The Malay Federation was well known among the traders, and they called it the state at the end of land. Its strategic location in the Asian Continent was well exemplified by the trading activities carried out. The Straits of Malacca also contributed to the importance of the Malay Federation as a trading and maritime centre.

When the Portugese conquered Malacca in 1511, the Straits of Malacca for the first time, fell under a European power. The Portuguese later changed ships which piy the straits for payments. The arrival of the Portuguese was an important watershead in the history of this region.

The lighthouses in Malaysia have its origin during the British rule since 1826. There were 15 lighthouses that were collectively known as the Straits Settlement Lighthouse. Among the lighthouses that are still operational are the Tanjung Tuan (Cape Rachado), Muka Head, Pulau Undan, Fort Cornwallis (formerly known as Fort Point), Pulau Rimau and Permatang Sedepa (one Fathom Bank) lighthouses.

The Tanjung Tuan Lighthouse is the oldest lighthouse still in operation in Malaysia. The white, cylinder-shaped tower started operating in 1863. With a height of 24 meters, its pilot light can be seen from a distance of 23 nautical miles. The Tanjung Tuan lighthouse is located at 02o24’N and 101o51’E.

 

 

 

 

 

 

 

 

 

 

 

 

 

 

 

 

Date of Issue: 31.01.2004
30sen x 4, MS RM1, Sheets 4 30sen x 20

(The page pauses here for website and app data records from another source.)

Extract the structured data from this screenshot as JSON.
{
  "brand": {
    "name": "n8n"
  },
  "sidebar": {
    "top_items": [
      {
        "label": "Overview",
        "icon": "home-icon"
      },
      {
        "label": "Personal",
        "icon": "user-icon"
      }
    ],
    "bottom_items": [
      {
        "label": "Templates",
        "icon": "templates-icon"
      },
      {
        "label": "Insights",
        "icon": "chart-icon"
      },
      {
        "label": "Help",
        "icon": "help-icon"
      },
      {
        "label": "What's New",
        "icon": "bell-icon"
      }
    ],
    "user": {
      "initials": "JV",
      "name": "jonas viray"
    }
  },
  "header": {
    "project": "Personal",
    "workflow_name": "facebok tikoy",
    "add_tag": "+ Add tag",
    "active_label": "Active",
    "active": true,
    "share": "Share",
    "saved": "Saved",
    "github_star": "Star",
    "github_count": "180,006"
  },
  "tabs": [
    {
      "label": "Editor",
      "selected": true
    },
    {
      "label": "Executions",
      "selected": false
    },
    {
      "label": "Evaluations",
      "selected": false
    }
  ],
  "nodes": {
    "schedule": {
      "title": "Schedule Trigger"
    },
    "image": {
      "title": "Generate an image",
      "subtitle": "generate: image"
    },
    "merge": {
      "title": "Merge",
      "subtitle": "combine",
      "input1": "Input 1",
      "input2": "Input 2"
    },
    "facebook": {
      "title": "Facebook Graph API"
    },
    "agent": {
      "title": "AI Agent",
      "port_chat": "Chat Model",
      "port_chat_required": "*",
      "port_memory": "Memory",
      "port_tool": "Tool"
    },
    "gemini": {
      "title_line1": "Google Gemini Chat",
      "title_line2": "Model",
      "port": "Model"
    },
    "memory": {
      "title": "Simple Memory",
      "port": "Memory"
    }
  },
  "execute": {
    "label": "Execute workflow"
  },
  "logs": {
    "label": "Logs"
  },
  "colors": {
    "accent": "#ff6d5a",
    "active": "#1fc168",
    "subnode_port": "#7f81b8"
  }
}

Muka Head Lighthouse
The Muka Head Lighthouse is the second lighthouse to be built in Penang’s waters. The construction of this gray granite tower was completed in 1883, with a height of 14 meters. It was built to the northwest of Penang Island. The lighthouse is located at 05o28’N and 100o11’E.

Permatang Sepeda Lighthouse
In 1874, Screw Pile lighthouse was launched. The name Screw Pile was given to the design of the lighthouse being built on top of metal piles buried as deep as 11 feet 6 inches. In 1907 it was replaced with a new structure called the One Fathom Bank Lighthouse. This particular lighthouse has its origin in a report by hydrography survey, General Thomson, who reported the existence of a sand bank at the coordinates of 03o10’U and 101o00’T, between North Sands and South Sands, in the Straits of Malacca. The sandbank emerges during low tide, with water depth of not more than two and a half fathoms and is now being preserved as a memorial.

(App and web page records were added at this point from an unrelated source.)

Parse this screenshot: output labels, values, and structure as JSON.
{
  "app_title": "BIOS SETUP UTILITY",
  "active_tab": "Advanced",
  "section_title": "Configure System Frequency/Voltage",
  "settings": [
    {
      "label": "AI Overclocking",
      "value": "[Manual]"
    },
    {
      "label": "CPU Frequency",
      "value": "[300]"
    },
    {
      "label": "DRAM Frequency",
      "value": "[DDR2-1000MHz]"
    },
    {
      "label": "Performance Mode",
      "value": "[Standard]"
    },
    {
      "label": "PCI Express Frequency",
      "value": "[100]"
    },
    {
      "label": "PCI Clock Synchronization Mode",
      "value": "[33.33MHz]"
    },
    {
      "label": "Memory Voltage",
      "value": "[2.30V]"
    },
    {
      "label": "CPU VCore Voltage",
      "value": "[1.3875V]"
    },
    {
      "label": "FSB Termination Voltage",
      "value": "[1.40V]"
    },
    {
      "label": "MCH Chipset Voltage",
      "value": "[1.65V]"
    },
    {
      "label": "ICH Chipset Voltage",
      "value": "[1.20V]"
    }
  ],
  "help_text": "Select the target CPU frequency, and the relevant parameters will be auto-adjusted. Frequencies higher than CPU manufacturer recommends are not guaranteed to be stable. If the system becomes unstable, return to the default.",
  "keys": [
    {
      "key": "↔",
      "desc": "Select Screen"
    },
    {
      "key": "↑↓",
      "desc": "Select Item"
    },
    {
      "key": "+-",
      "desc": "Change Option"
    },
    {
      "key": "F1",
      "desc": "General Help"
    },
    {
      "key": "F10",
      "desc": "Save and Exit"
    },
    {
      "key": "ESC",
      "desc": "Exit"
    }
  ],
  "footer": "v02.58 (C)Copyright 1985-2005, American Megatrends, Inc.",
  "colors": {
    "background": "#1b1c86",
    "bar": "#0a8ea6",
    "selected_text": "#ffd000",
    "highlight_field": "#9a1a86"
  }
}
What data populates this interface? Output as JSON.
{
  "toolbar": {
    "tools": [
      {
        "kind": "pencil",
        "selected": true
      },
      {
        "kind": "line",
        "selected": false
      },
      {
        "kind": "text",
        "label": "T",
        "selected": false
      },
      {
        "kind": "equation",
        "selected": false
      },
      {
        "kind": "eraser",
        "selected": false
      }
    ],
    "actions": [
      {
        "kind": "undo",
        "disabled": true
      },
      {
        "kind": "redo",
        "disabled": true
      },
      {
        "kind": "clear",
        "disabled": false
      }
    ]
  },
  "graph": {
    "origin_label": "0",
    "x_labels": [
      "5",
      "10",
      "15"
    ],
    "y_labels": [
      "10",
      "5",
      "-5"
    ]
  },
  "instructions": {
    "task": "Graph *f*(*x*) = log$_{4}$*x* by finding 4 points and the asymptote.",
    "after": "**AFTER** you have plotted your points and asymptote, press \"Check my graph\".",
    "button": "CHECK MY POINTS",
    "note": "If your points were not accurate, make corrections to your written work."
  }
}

The new One Fathom Bank Lighthouse was completed in 1999. It has a 43 meter tower, and is equipped with the latest lighting system. Its pilot light can be seen from as far as 23 nautical miles. The jetty and building structures are made from concrete, while the tower is fabricated from metal. The roof is made from polycarbonate and polished metal. This new lighthouse is located parallel to the old one, at 02o53.3’N and 100o59.8’E.

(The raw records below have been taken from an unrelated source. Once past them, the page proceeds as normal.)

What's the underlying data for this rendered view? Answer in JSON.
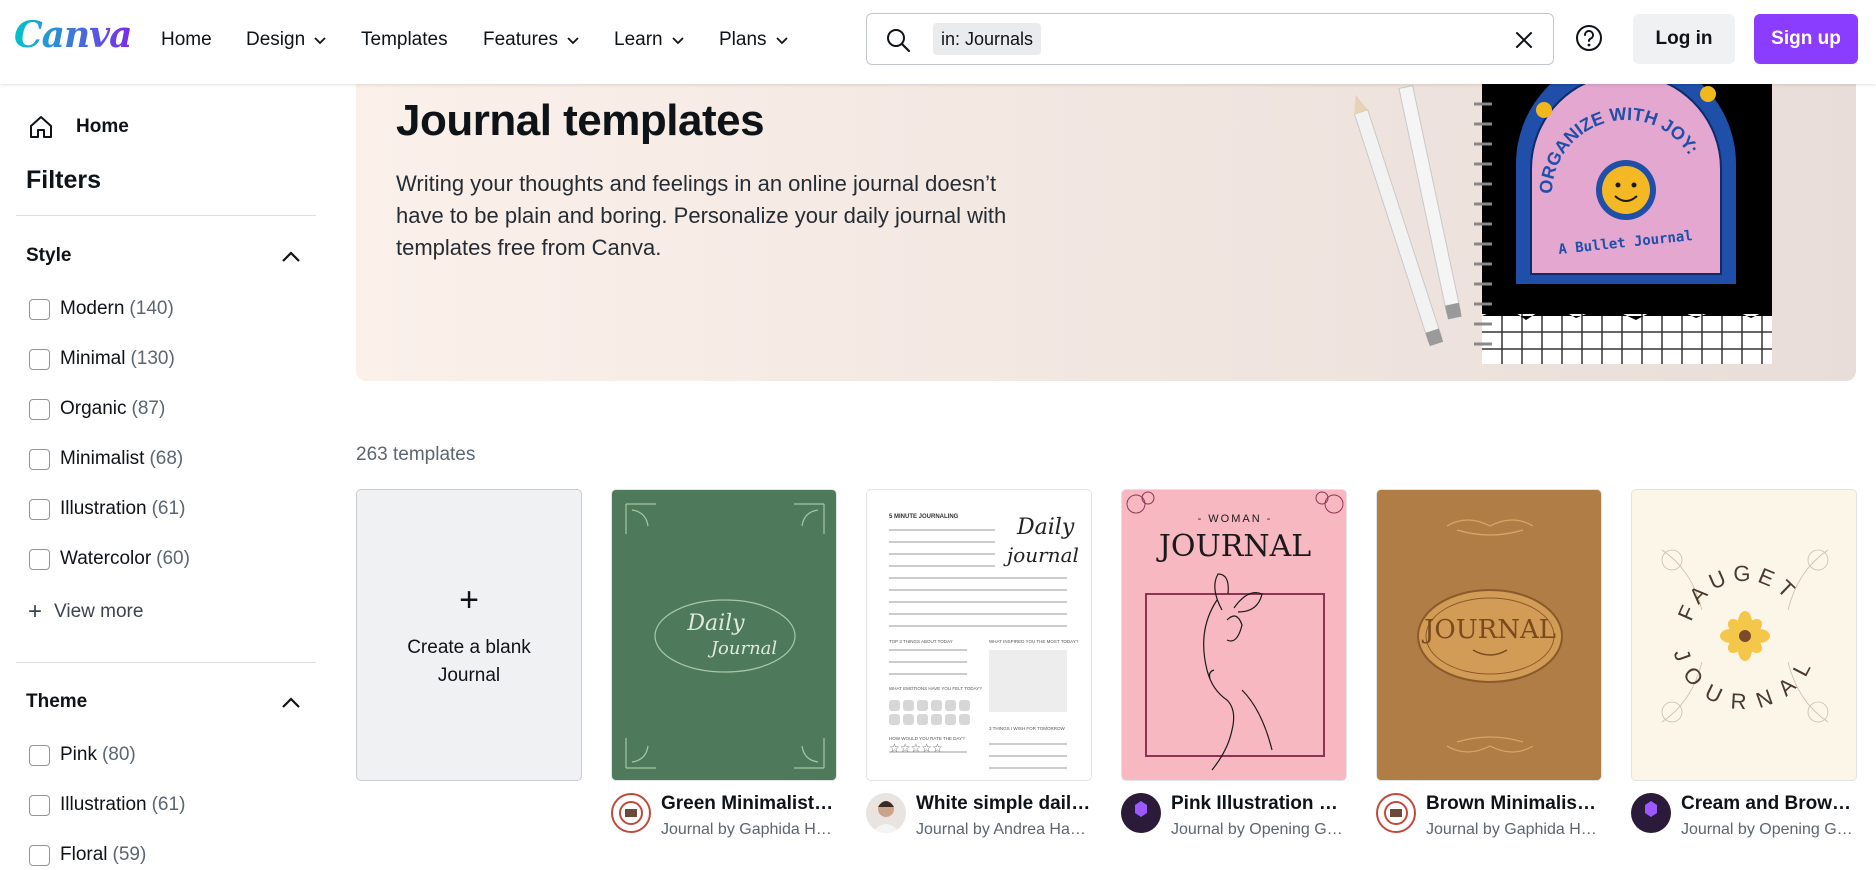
{
  "header": {
    "logo": "Canva",
    "nav": [
      {
        "label": "Home",
        "dropdown": false
      },
      {
        "label": "Design",
        "dropdown": true
      },
      {
        "label": "Templates",
        "dropdown": false
      },
      {
        "label": "Features",
        "dropdown": true
      },
      {
        "label": "Learn",
        "dropdown": true
      },
      {
        "label": "Plans",
        "dropdown": true
      }
    ],
    "search": {
      "chip": "in: Journals",
      "value": ""
    },
    "login_label": "Log in",
    "signup_label": "Sign up",
    "accent": "#8b3dff"
  },
  "sidebar": {
    "home_label": "Home",
    "filters_title": "Filters",
    "style": {
      "title": "Style",
      "items": [
        {
          "label": "Modern",
          "count": "(140)"
        },
        {
          "label": "Minimal",
          "count": "(130)"
        },
        {
          "label": "Organic",
          "count": "(87)"
        },
        {
          "label": "Minimalist",
          "count": "(68)"
        },
        {
          "label": "Illustration",
          "count": "(61)"
        },
        {
          "label": "Watercolor",
          "count": "(60)"
        }
      ],
      "view_more": "View more"
    },
    "theme": {
      "title": "Theme",
      "items": [
        {
          "label": "Pink",
          "count": "(80)"
        },
        {
          "label": "Illustration",
          "count": "(61)"
        },
        {
          "label": "Floral",
          "count": "(59)"
        }
      ]
    }
  },
  "hero": {
    "title": "Journal templates",
    "description": "Writing your thoughts and feelings in an online journal doesn’t have to be plain and boring. Personalize your daily journal with templates free from Canva.",
    "art": {
      "line1": "ORGANIZE WITH JOY:",
      "line2": "A Bullet Journal"
    }
  },
  "results": {
    "count_label": "263 templates",
    "blank_label": "Create a blank Journal",
    "templates": [
      {
        "title": "Green Minimalist Daily Journal",
        "subtitle": "Journal by Gaphida Hype",
        "cover_text": [
          "Daily",
          "Journal"
        ],
        "cover_color": "#4e7a5b"
      },
      {
        "title": "White simple daily journal",
        "subtitle": "Journal by Andrea Hanes",
        "cover_text": [
          "5 MINUTE JOURNALING",
          "Daily",
          "journal",
          "TOP 3 THINGS ABOUT TODAY",
          "WHAT INSPIRED YOU THE MOST TODAY?",
          "WHAT EMOTIONS HAVE YOU FELT TODAY?",
          "3 THINGS I WISH FOR TOMORROW",
          "HOW WOULD YOU RATE THE DAY?"
        ],
        "cover_color": "#ffffff"
      },
      {
        "title": "Pink Illustration Woman Journal",
        "subtitle": "Journal by Opening Gate",
        "cover_text": [
          "- WOMAN -",
          "JOURNAL"
        ],
        "cover_color": "#f8b8c2"
      },
      {
        "title": "Brown Minimalist Journal",
        "subtitle": "Journal by Gaphida Hype",
        "cover_text": [
          "JOURNAL"
        ],
        "cover_color": "#b07d47"
      },
      {
        "title": "Cream and Brown Journal",
        "subtitle": "Journal by Opening Gate",
        "cover_text": [
          "FAUGET",
          "JOURNAL"
        ],
        "cover_color": "#fcf6e9"
      }
    ]
  }
}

Pulau Undan Lighthouse
The Pulau Undan lighthouse was built in 1880 at Pulau Undan, Melaka. It is the second lighthouse built in this country. The lighthouse has an octagonal shaped tower, built on top of a building. With a total height of 15 meters, the bright red tower can be seen from as far as 18 nautical miles away in good weather. The Pulau Undan Lighthouse is located at 02o03’N and 102o20’E.

Kuala Selangor Lighthouse
The Kuala Selangor Lighthouse was built in 1907. The 27 meter tower was built on top of Bukit Melawati, giving it a commanding view of the surrounding area. The pilot light can be seen from 18 nautical miles away. The construction of the lighthouse was believed to have been undertaken by the Federation of Malay States. The lighthouse is also known as the Altingsburg Lighthouse, in lieu of the Dutch Governor who overran the fort in 1784.